- [ACTIVITY] Leave the images out. Give every line below again, precisely.

#### SUPPLIED DATA ####

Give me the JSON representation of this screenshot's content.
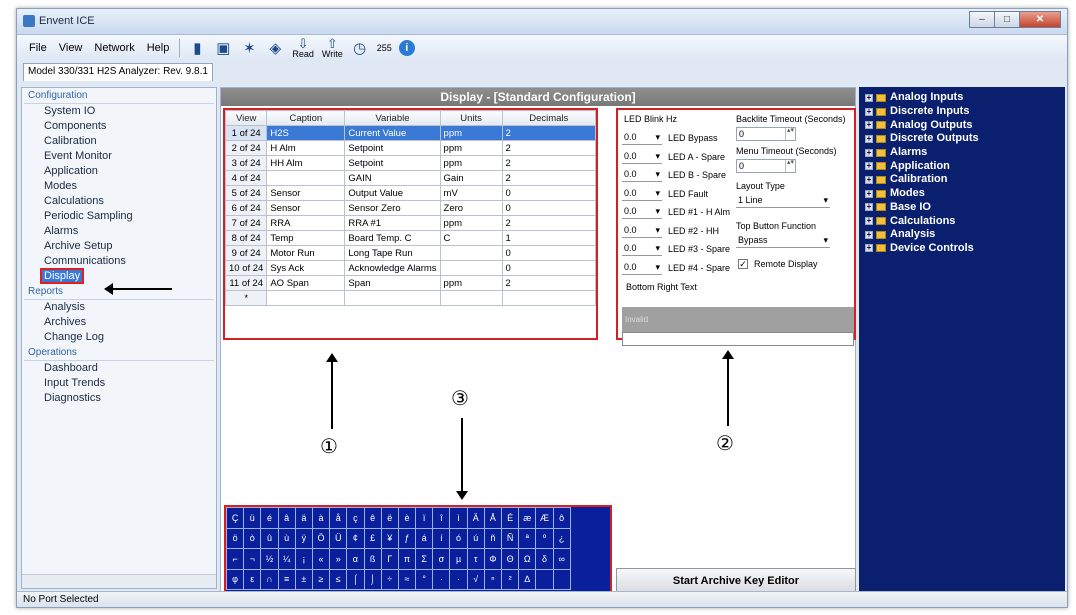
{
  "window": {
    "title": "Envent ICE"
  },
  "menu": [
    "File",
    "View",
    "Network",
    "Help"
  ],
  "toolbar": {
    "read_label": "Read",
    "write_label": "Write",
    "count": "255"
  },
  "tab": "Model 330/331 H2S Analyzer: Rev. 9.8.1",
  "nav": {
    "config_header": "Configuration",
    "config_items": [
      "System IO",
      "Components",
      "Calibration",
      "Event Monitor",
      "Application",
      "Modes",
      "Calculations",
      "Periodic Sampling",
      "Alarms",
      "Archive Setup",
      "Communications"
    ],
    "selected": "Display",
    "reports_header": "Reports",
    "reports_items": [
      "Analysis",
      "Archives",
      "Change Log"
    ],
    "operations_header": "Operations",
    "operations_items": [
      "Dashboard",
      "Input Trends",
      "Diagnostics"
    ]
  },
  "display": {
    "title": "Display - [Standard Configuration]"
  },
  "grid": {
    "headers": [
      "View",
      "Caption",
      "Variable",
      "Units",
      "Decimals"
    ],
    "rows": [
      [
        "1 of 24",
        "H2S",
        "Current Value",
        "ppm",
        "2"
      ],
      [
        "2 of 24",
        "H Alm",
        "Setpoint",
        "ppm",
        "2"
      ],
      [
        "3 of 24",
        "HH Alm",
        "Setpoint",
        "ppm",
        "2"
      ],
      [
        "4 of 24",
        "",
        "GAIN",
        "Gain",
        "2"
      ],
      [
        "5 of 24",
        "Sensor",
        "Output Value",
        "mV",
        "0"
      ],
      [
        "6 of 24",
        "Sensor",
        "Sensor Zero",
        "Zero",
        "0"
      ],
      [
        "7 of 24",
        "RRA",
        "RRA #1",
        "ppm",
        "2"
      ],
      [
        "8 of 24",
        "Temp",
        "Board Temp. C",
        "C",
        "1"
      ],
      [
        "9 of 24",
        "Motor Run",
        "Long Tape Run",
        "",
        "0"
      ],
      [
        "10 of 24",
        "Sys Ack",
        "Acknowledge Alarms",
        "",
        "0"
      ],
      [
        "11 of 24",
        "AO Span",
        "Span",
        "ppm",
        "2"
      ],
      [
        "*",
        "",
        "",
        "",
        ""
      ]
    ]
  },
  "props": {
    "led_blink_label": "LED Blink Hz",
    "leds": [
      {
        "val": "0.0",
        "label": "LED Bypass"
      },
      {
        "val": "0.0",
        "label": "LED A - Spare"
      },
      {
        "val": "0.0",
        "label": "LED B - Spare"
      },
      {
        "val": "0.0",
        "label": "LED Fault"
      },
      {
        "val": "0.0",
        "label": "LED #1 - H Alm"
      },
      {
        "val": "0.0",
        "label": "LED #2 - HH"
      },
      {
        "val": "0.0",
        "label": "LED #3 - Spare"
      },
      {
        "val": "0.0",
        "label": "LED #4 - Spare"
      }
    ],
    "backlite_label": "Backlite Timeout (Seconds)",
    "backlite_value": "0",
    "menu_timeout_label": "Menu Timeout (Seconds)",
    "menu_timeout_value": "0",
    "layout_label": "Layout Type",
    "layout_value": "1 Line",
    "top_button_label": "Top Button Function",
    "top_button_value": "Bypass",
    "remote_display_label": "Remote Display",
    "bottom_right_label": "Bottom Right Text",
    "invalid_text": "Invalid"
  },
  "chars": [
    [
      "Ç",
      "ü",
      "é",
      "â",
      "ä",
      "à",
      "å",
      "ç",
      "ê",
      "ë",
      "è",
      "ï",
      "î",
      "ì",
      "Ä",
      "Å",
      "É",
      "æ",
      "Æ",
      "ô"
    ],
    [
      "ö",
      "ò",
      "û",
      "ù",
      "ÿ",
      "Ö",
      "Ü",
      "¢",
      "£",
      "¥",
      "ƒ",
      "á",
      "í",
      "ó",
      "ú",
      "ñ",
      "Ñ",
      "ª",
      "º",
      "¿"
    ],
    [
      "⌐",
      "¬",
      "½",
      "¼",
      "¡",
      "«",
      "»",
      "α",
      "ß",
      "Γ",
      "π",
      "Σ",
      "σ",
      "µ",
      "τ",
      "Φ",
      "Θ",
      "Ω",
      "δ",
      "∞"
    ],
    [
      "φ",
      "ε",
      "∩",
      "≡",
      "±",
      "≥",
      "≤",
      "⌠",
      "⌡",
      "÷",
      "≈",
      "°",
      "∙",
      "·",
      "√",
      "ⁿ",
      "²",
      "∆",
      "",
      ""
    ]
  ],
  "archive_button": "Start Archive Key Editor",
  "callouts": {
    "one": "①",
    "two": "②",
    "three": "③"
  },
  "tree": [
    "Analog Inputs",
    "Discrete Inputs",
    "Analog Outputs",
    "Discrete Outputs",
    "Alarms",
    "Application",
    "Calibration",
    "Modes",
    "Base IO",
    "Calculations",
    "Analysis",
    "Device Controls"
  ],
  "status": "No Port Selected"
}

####

- [RESULT]
Give me the JSON representation of this screenshot's content.
{
  "window": {
    "title": "Envent ICE"
  },
  "menu": [
    "File",
    "View",
    "Network",
    "Help"
  ],
  "toolbar": {
    "read_label": "Read",
    "write_label": "Write",
    "count": "255"
  },
  "tab": "Model 330/331 H2S Analyzer: Rev. 9.8.1",
  "nav": {
    "config_header": "Configuration",
    "config_items": [
      "System IO",
      "Components",
      "Calibration",
      "Event Monitor",
      "Application",
      "Modes",
      "Calculations",
      "Periodic Sampling",
      "Alarms",
      "Archive Setup",
      "Communications"
    ],
    "selected": "Display",
    "reports_header": "Reports",
    "reports_items": [
      "Analysis",
      "Archives",
      "Change Log"
    ],
    "operations_header": "Operations",
    "operations_items": [
      "Dashboard",
      "Input Trends",
      "Diagnostics"
    ]
  },
  "display": {
    "title": "Display - [Standard Configuration]"
  },
  "grid": {
    "headers": [
      "View",
      "Caption",
      "Variable",
      "Units",
      "Decimals"
    ],
    "rows": [
      [
        "1 of 24",
        "H2S",
        "Current Value",
        "ppm",
        "2"
      ],
      [
        "2 of 24",
        "H Alm",
        "Setpoint",
        "ppm",
        "2"
      ],
      [
        "3 of 24",
        "HH Alm",
        "Setpoint",
        "ppm",
        "2"
      ],
      [
        "4 of 24",
        "",
        "GAIN",
        "Gain",
        "2"
      ],
      [
        "5 of 24",
        "Sensor",
        "Output Value",
        "mV",
        "0"
      ],
      [
        "6 of 24",
        "Sensor",
        "Sensor Zero",
        "Zero",
        "0"
      ],
      [
        "7 of 24",
        "RRA",
        "RRA #1",
        "ppm",
        "2"
      ],
      [
        "8 of 24",
        "Temp",
        "Board Temp. C",
        "C",
        "1"
      ],
      [
        "9 of 24",
        "Motor Run",
        "Long Tape Run",
        "",
        "0"
      ],
      [
        "10 of 24",
        "Sys Ack",
        "Acknowledge Alarms",
        "",
        "0"
      ],
      [
        "11 of 24",
        "AO Span",
        "Span",
        "ppm",
        "2"
      ],
      [
        "*",
        "",
        "",
        "",
        ""
      ]
    ]
  },
  "props": {
    "led_blink_label": "LED Blink Hz",
    "leds": [
      {
        "val": "0.0",
        "label": "LED Bypass"
      },
      {
        "val": "0.0",
        "label": "LED A - Spare"
      },
      {
        "val": "0.0",
        "label": "LED B - Spare"
      },
      {
        "val": "0.0",
        "label": "LED Fault"
      },
      {
        "val": "0.0",
        "label": "LED #1 - H Alm"
      },
      {
        "val": "0.0",
        "label": "LED #2 - HH"
      },
      {
        "val": "0.0",
        "label": "LED #3 - Spare"
      },
      {
        "val": "0.0",
        "label": "LED #4 - Spare"
      }
    ],
    "backlite_label": "Backlite Timeout (Seconds)",
    "backlite_value": "0",
    "menu_timeout_label": "Menu Timeout (Seconds)",
    "menu_timeout_value": "0",
    "layout_label": "Layout Type",
    "layout_value": "1 Line",
    "top_button_label": "Top Button Function",
    "top_button_value": "Bypass",
    "remote_display_label": "Remote Display",
    "bottom_right_label": "Bottom Right Text",
    "invalid_text": "Invalid"
  },
  "chars": [
    [
      "Ç",
      "ü",
      "é",
      "â",
      "ä",
      "à",
      "å",
      "ç",
      "ê",
      "ë",
      "è",
      "ï",
      "î",
      "ì",
      "Ä",
      "Å",
      "É",
      "æ",
      "Æ",
      "ô"
    ],
    [
      "ö",
      "ò",
      "û",
      "ù",
      "ÿ",
      "Ö",
      "Ü",
      "¢",
      "£",
      "¥",
      "ƒ",
      "á",
      "í",
      "ó",
      "ú",
      "ñ",
      "Ñ",
      "ª",
      "º",
      "¿"
    ],
    [
      "⌐",
      "¬",
      "½",
      "¼",
      "¡",
      "«",
      "»",
      "α",
      "ß",
      "Γ",
      "π",
      "Σ",
      "σ",
      "µ",
      "τ",
      "Φ",
      "Θ",
      "Ω",
      "δ",
      "∞"
    ],
    [
      "φ",
      "ε",
      "∩",
      "≡",
      "±",
      "≥",
      "≤",
      "⌠",
      "⌡",
      "÷",
      "≈",
      "°",
      "∙",
      "·",
      "√",
      "ⁿ",
      "²",
      "∆",
      "",
      ""
    ]
  ],
  "archive_button": "Start Archive Key Editor",
  "callouts": {
    "one": "①",
    "two": "②",
    "three": "③"
  },
  "tree": [
    "Analog Inputs",
    "Discrete Inputs",
    "Analog Outputs",
    "Discrete Outputs",
    "Alarms",
    "Application",
    "Calibration",
    "Modes",
    "Base IO",
    "Calculations",
    "Analysis",
    "Device Controls"
  ],
  "status": "No Port Selected"
}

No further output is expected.